Feedback Compliments We give and receive compliments differently in different cultures.
Activity 8: A compliment gone wrong Consider the scenario below and answer the question. Maria teaches computer studies at TAFE. She compliments one of her students for doing well in his asment.
The student looks embarrassed. I did it very badly. What do you think the teacher would think? Feedback Dress People have different expectations of what is appropriate right dress in various situations, based on their cultural experience.
Activity 9: What is appropriate dress? You will now identify what is appropriate dress for men and women in various situations in Australia, and if you grew up in another countryin your country. for Activity 9. In Australia, if someone invites you to a party and asks you to bring a plate, this means bring some food to share.
If an invitation says BYO, this usually means bring your own alcohol — beer or wine. Responding to good and bad news Misunderstandings sometimes happen when people respond to good or bad news by using inappropriate responses or body language. Activity Responding to bad news Consider the situation below. When she returns to work, one of her workmates, on hearing the news, shakes her hand.
Why might this cause misunderstanding? Feedback Space Personal space is the distance that feels comfortable between people when they meet and talk. The distance varies depending on the relationship between people, how well they know each other. It also varies from culture to culture. Activity Personal space Consider the situation below.

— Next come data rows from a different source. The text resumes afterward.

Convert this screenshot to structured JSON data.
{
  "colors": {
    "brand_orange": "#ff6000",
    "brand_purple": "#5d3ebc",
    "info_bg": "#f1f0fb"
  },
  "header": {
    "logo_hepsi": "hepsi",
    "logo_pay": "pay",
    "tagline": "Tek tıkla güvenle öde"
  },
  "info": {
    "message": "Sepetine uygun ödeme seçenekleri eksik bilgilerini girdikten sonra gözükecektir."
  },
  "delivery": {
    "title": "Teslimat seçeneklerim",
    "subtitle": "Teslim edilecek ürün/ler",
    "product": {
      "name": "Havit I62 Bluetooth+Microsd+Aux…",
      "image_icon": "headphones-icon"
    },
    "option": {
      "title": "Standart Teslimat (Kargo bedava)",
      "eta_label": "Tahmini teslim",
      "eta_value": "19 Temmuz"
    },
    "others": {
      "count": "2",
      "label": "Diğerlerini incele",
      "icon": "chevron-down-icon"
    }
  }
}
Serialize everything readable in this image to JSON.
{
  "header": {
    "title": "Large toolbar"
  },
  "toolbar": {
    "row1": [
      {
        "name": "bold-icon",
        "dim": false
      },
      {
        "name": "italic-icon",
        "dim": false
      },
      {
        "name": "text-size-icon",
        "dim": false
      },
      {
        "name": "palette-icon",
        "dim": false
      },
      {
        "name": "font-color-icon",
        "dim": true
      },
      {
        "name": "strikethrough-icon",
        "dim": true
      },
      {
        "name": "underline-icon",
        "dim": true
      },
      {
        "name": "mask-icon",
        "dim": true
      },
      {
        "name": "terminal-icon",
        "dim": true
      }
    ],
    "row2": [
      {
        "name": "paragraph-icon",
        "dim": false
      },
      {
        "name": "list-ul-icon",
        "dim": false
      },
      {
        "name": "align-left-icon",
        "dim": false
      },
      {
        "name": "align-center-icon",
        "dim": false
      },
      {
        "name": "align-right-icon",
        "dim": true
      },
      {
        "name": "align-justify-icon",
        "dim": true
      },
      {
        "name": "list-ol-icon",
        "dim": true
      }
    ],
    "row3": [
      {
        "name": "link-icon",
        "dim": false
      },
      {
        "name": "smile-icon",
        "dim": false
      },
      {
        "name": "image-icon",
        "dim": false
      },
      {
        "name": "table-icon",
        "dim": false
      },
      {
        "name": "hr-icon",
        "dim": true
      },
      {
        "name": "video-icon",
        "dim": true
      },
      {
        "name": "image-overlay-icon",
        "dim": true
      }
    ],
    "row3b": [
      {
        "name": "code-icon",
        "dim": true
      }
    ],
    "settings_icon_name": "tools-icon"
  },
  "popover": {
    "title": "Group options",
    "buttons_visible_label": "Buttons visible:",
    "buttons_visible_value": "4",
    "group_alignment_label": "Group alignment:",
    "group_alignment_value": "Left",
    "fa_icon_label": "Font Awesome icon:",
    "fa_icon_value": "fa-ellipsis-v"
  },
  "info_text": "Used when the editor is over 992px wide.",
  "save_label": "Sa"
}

Jung is quite concerned that whenever he talks to his colleagues at work they tend to take one or two steps back. Why might they do this? Feedback Concept of time How people think about and use time might depend to some extent on how their culture values time. These differences may cause some misunderstanding. In some countries eg Italy and in many Arab countriesit is normal for people to be half an hour late for a meeting.
In some other countries eg, USA or Britainyou can only be late for about five to 10 minutes. In Japan, being late may be perceived as insulting. If we are aware of how people perceive time differently, we can avoid mis-understanding them.
Polychronic: People from some cultures think about time in a polychronic way. They do many dncounters at once, change their plans often and think that people are more important than punctuality. Remember though that while most people in a culture might be polychronic or monochronic, individuals within a culture can have a different notions about time.
Monochronic Time as a fixed entity. Time is flexible. Necessary to complete one task so you can move on forwards to the next step.
Focus on planning May begin on other tasks before completing the first. Planning is not emphasised. Appointments and schedules are very important. Appointments and schedules tend to flexible.
People might be late to meetings. Future-oriented Tends to live more in the present Views the present and past as more important than the future not so future-oriented. Reflect Reflect on how your culture think of time? Or is it gjy to these two concepts of time? How about you, as an individual? Forr do you think about time?
Activity Making time Giorgio received an invitation from Anna, his co-worker, for a lunch. Anna had said to come over to her section at pm and they will walk to the cafe next door to their workplace. Giorgio arrived at He was surprised when Anna was angry with him. Both of them got upset.
Their breakdown in communication started because of their different cultural attitudes to time. Are they monochronic or polychronic?
Feedback Cultural behaviours All the things we have been talking about so far — attitudes to time, social customs, forms of politeness, etc — are cultural behaviours.